Explore more of the artistic realm with Zhezhi- Chinese Paper Folding, a virtual demonstration offered May 19 from 4-5 p.m. Learn the difference between Origami and Zhezhi, and discover Golden Voyager folding; all that is needed to participate is a few sheets of plain paper or magazine pages to follow along. Registration is now open.
KPL’s Novels at Night Book Club joins the celebration of Asian-Pacific American Heritage Month with a virtual discussion of “The Farm” by Joanne Ramos, May 18 from 6-7 p.m.
“The Farm” is a compelling, heartbreaking look at immigration, motherhood, and the American Dream. While its themes reach back into history, the issues it takes on are absolutely current, and the frightening consequences of the inequities of society are not futuristic, they are now.
Likewise, the Fantasy/Sci-Fi Book Club will focus on Asian Pacific heritage during their virtual discussion May 24 from 6-7:30 p.m. This month the club will highlight favorite authors and stories with ties to Asian and Pacific Islander culture.
The event is open to adults, and the library encourages participants “come talk with people who love fantasy and science fiction as much as you do!”
The library offers abundant recommendations for reading about and by Asian Americans. One YA title that will both connect with young people and explain painful history is “Fred Korematsu Speaks Up” by Laura Atkins. It begins as the story of a typical teen who enjoyed music and hanging out with his friends, but the advent of World War II brought everything he knew to a heartbreaking halt as his family was ordered into an internment camp. His brave refusal in the face of stiff consequences is an inspiration about facing inequities head on.
For younger children, picture books recommendations include “Ohana Means Family” by Ilima Lewis and “Take Me Out to the Yakyu” by Aaron Mehson. The latter is the story of a young boy learning about baseball and its rich traditions from his grandfathers, one in America and one in Japan.
The list of selections for teens and adults is diverse in both geography and genre.
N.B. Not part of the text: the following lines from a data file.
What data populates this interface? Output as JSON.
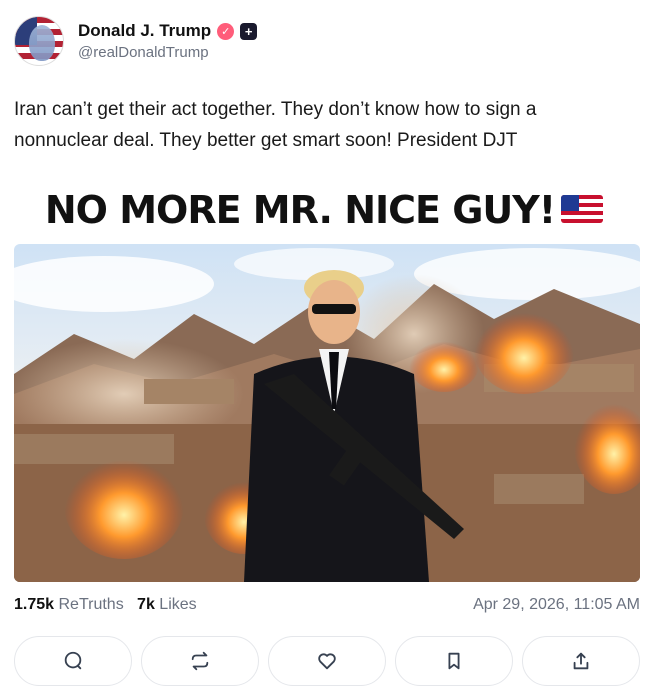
{
  "author": {
    "display_name": "Donald J. Trump",
    "handle": "@realDonaldTrump",
    "avatar_icon": "avatar-flag-portrait",
    "verified_icon": "verified-badge-icon",
    "plus_icon": "plus-badge-icon"
  },
  "post": {
    "text": "Iran can’t get their act together. They don’t know how to sign a nonnuclear deal. They better get smart soon! President DJT"
  },
  "media": {
    "headline": "NO MORE MR. NICE GUY!",
    "flag_icon": "us-flag-icon"
  },
  "stats": {
    "retruths_count": "1.75k",
    "retruths_label": "ReTruths",
    "likes_count": "7k",
    "likes_label": "Likes",
    "timestamp": "Apr 29, 2026, 11:05 AM"
  },
  "actions": [
    {
      "icon": "reply-icon"
    },
    {
      "icon": "retruth-icon"
    },
    {
      "icon": "like-icon"
    },
    {
      "icon": "bookmark-icon"
    },
    {
      "icon": "share-icon"
    }
  ],
  "colors": {
    "verified": "#ff5d7a",
    "text_secondary": "#6b7280",
    "border": "#e5e7eb"
  }
}
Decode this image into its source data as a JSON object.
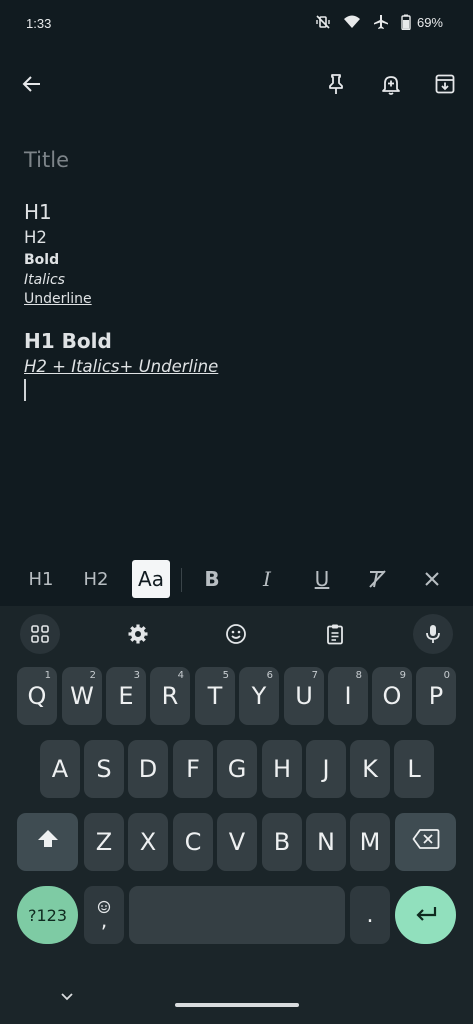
{
  "status": {
    "time": "1:33",
    "battery": "69%",
    "icons": [
      "vibrate-off-icon",
      "wifi-icon",
      "airplane-icon",
      "battery-icon"
    ]
  },
  "topbar": {
    "icons": [
      "back-arrow-icon",
      "pin-icon",
      "reminder-bell-icon",
      "archive-icon"
    ]
  },
  "note": {
    "title_placeholder": "Title",
    "lines": {
      "h1": "H1",
      "h2": "H2",
      "bold": "Bold",
      "italics": "Italics",
      "underline": "Underline",
      "h1_bold": "H1 Bold",
      "h2_italics_underline": "H2 + Italics+ Underline"
    }
  },
  "format_bar": {
    "h1": "H1",
    "h2": "H2",
    "normal": "Aa",
    "bold": "B",
    "italic": "I",
    "underline": "U",
    "icons": [
      "clear-format-icon",
      "close-icon"
    ],
    "selected": "Aa"
  },
  "keyboard": {
    "toolbar_icons": [
      "apps-grid-icon",
      "settings-gear-icon",
      "emoji-icon",
      "clipboard-icon",
      "microphone-icon"
    ],
    "row1": [
      {
        "k": "Q",
        "h": "1"
      },
      {
        "k": "W",
        "h": "2"
      },
      {
        "k": "E",
        "h": "3"
      },
      {
        "k": "R",
        "h": "4"
      },
      {
        "k": "T",
        "h": "5"
      },
      {
        "k": "Y",
        "h": "6"
      },
      {
        "k": "U",
        "h": "7"
      },
      {
        "k": "I",
        "h": "8"
      },
      {
        "k": "O",
        "h": "9"
      },
      {
        "k": "P",
        "h": "0"
      }
    ],
    "row2": [
      "A",
      "S",
      "D",
      "F",
      "G",
      "H",
      "J",
      "K",
      "L"
    ],
    "row3": [
      "Z",
      "X",
      "C",
      "V",
      "B",
      "N",
      "M"
    ],
    "symbols_label": "?123",
    "comma": ",",
    "period": ".",
    "accent": "#7ecba4"
  }
}
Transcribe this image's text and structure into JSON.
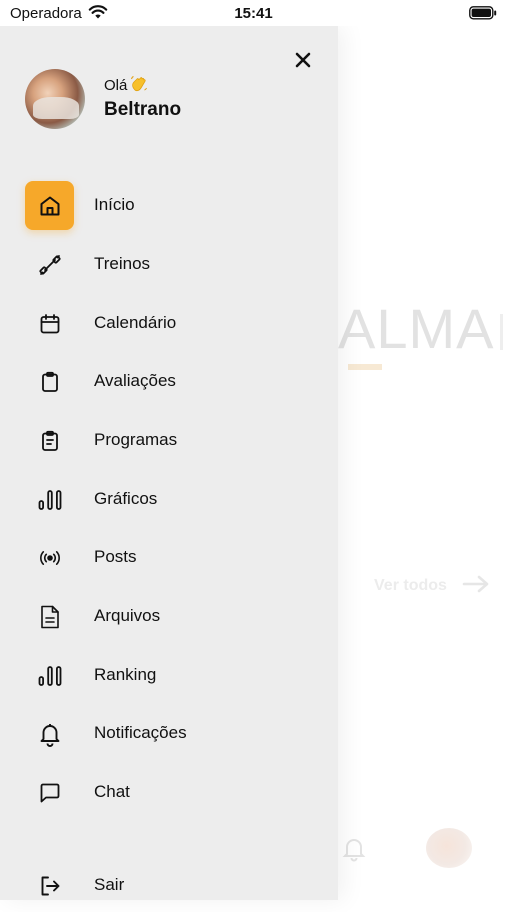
{
  "status_bar": {
    "carrier": "Operadora",
    "time": "15:41",
    "wifi_icon": "wifi-icon",
    "battery_icon": "battery-icon"
  },
  "drawer": {
    "close_icon": "close-icon",
    "greeting": "Olá",
    "greeting_emoji": "waving-hand-icon",
    "user_name": "Beltrano",
    "active_color": "#f6a82a",
    "menu": [
      {
        "label": "Início",
        "icon": "home-icon",
        "active": true
      },
      {
        "label": "Treinos",
        "icon": "dumbbell-icon",
        "active": false
      },
      {
        "label": "Calendário",
        "icon": "calendar-icon",
        "active": false
      },
      {
        "label": "Avaliações",
        "icon": "clipboard-icon",
        "active": false
      },
      {
        "label": "Programas",
        "icon": "clipboard-list-icon",
        "active": false
      },
      {
        "label": "Gráficos",
        "icon": "bar-chart-icon",
        "active": false
      },
      {
        "label": "Posts",
        "icon": "broadcast-icon",
        "active": false
      },
      {
        "label": "Arquivos",
        "icon": "file-icon",
        "active": false
      },
      {
        "label": "Ranking",
        "icon": "ranking-icon",
        "active": false
      },
      {
        "label": "Notificações",
        "icon": "bell-icon",
        "active": false
      },
      {
        "label": "Chat",
        "icon": "chat-icon",
        "active": false
      }
    ],
    "logout": {
      "label": "Sair",
      "icon": "logout-icon"
    }
  },
  "background": {
    "logo_text": "ALMA",
    "see_all": "Ver todos"
  }
}
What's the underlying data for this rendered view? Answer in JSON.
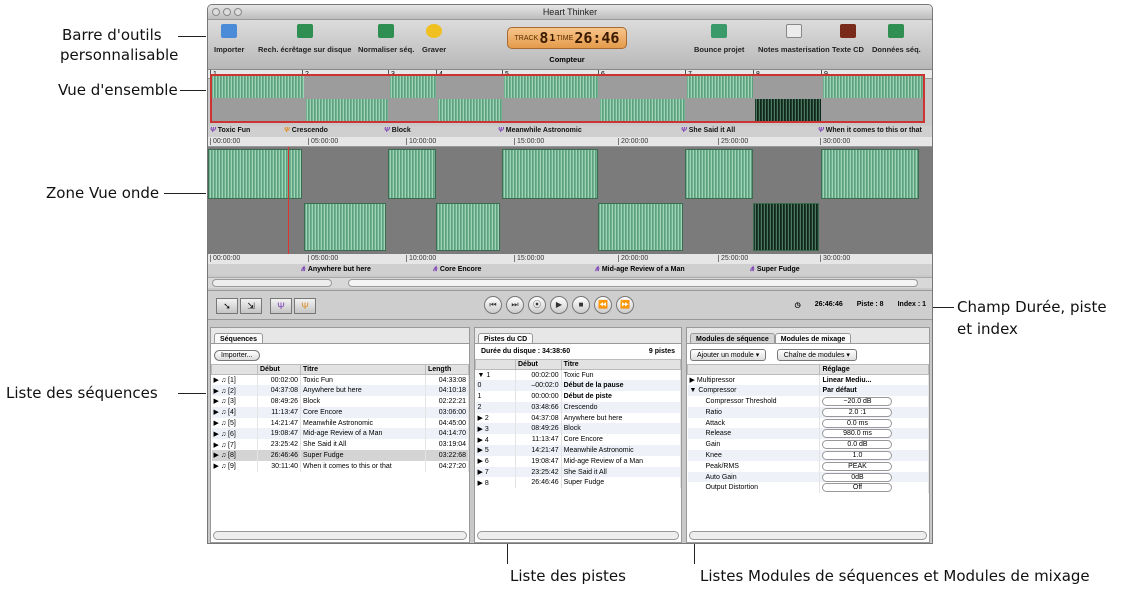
{
  "callouts": {
    "toolbar": "Barre d'outils",
    "toolbar2": "personnalisable",
    "overview": "Vue d'ensemble",
    "wave_zone": "Zone Vue onde",
    "duration": "Champ Durée, piste",
    "duration2": "et index",
    "sequences_list": "Liste des séquences",
    "tracks_list": "Liste des pistes",
    "modules_list": "Listes Modules de séquences et Modules de mixage"
  },
  "window": {
    "title": "Heart Thinker"
  },
  "toolbar": {
    "items": [
      {
        "label": "Importer",
        "icon": "import-icon"
      },
      {
        "label": "Rech. écrêtage sur disque",
        "icon": "clip-scan-icon"
      },
      {
        "label": "Normaliser séq.",
        "icon": "normalize-icon"
      },
      {
        "label": "Graver",
        "icon": "burn-icon"
      },
      {
        "label": "Bounce projet",
        "icon": "bounce-icon"
      },
      {
        "label": "Notes masterisation",
        "icon": "notes-icon"
      },
      {
        "label": "Texte CD",
        "icon": "cd-text-icon"
      },
      {
        "label": "Données séq.",
        "icon": "info-icon"
      }
    ],
    "counter": {
      "track_label": "TRACK",
      "track": "8",
      "index": "1",
      "time_label": "TIME",
      "time": "26:46",
      "label": "Compteur"
    }
  },
  "overview_ruler": [
    "1",
    "2",
    "3",
    "4",
    "5",
    "6",
    "7",
    "8",
    "9"
  ],
  "markers_top": [
    "Toxic Fun",
    "Crescendo",
    "Block",
    "Meanwhile Astronomic",
    "She Said it All",
    "When it comes to this or that"
  ],
  "markers_bottom": [
    "Anywhere but here",
    "Core Encore",
    "Mid-age Review of a Man",
    "Super Fudge"
  ],
  "time_ruler_top": [
    "00:00:00",
    "05:00:00",
    "10:00:00",
    "15:00:00",
    "20:00:00",
    "25:00:00",
    "30:00:00"
  ],
  "time_ruler_bottom": [
    "00:00:00",
    "05:00:00",
    "10:00:00",
    "15:00:00",
    "20:00:00",
    "25:00:00",
    "30:00:00"
  ],
  "transport": {
    "buttons": [
      "⏮",
      "⏭",
      "⦿",
      "▶",
      "■",
      "⏪",
      "⏩"
    ],
    "time": "26:46:46",
    "track": "Piste : 8",
    "index": "Index : 1"
  },
  "sequences_pane": {
    "tab": "Séquences",
    "import_button": "Importer...",
    "headers": [
      "",
      "Début",
      "Titre",
      "Length"
    ],
    "rows": [
      [
        "[1]",
        "00:02:00",
        "Toxic Fun",
        "04:33:08"
      ],
      [
        "[2]",
        "04:37:08",
        "Anywhere but here",
        "04:10:18"
      ],
      [
        "[3]",
        "08:49:26",
        "Block",
        "02:22:21"
      ],
      [
        "[4]",
        "11:13:47",
        "Core Encore",
        "03:06:00"
      ],
      [
        "[5]",
        "14:21:47",
        "Meanwhile Astronomic",
        "04:45:00"
      ],
      [
        "[6]",
        "19:08:47",
        "Mid-age Review of a Man",
        "04:14:70"
      ],
      [
        "[7]",
        "23:25:42",
        "She Said it All",
        "03:19:04"
      ],
      [
        "[8]",
        "26:46:46",
        "Super Fudge",
        "03:22:68"
      ],
      [
        "[9]",
        "30:11:40",
        "When it comes to this or that",
        "04:27:20"
      ]
    ]
  },
  "tracks_pane": {
    "tab": "Pistes du CD",
    "duration": "Durée du disque : 34:38:60",
    "count": "9 pistes",
    "headers": [
      "",
      "Début",
      "Titre"
    ],
    "rows": [
      [
        "▼ 1",
        "00:02:00",
        "Toxic Fun"
      ],
      [
        "   0",
        "–00:02:0",
        "Début de la pause"
      ],
      [
        "   1",
        "00:00:00",
        "Début de piste"
      ],
      [
        "   2",
        "03:48:66",
        "Crescendo"
      ],
      [
        "▶ 2",
        "04:37:08",
        "Anywhere but here"
      ],
      [
        "▶ 3",
        "08:49:26",
        "Block"
      ],
      [
        "▶ 4",
        "11:13:47",
        "Core Encore"
      ],
      [
        "▶ 5",
        "14:21:47",
        "Meanwhile Astronomic"
      ],
      [
        "▶ 6",
        "19:08:47",
        "Mid-age Review of a Man"
      ],
      [
        "▶ 7",
        "23:25:42",
        "She Said it All"
      ],
      [
        "▶ 8",
        "26:46:46",
        "Super Fudge"
      ]
    ]
  },
  "modules_pane": {
    "tabs": [
      "Modules de séquence",
      "Modules de mixage"
    ],
    "add_button": "Ajouter un module",
    "chain_button": "Chaîne de modules",
    "setting_header": "Réglage",
    "rows": [
      [
        "▶ Multipressor",
        "Linear Mediu..."
      ],
      [
        "▼ Compressor",
        "Par défaut"
      ],
      [
        "Compressor Threshold",
        "−20.0 dB"
      ],
      [
        "Ratio",
        "2.0 :1"
      ],
      [
        "Attack",
        "0.0 ms"
      ],
      [
        "Release",
        "980.0 ms"
      ],
      [
        "Gain",
        "0.0 dB"
      ],
      [
        "Knee",
        "1.0"
      ],
      [
        "Peak/RMS",
        "PEAK"
      ],
      [
        "Auto Gain",
        "0dB"
      ],
      [
        "Output Distortion",
        "Off"
      ]
    ]
  }
}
Highlights include “The Best We Could Do,” a memoir of a family’s journey from war-torn Viet Nam by Thi Bui, “Bright” by Duanwad Pimwana (Thailand) and “God of Small Things” by Roy Arundhati (India) both contemporary fiction about remarkable resilience.
For more book suggestions and AAPH month information and event registration, please visit the Asian Pacific American Heritage Month event page. For a full list of library events in May check out KPL’s Calendar of Events.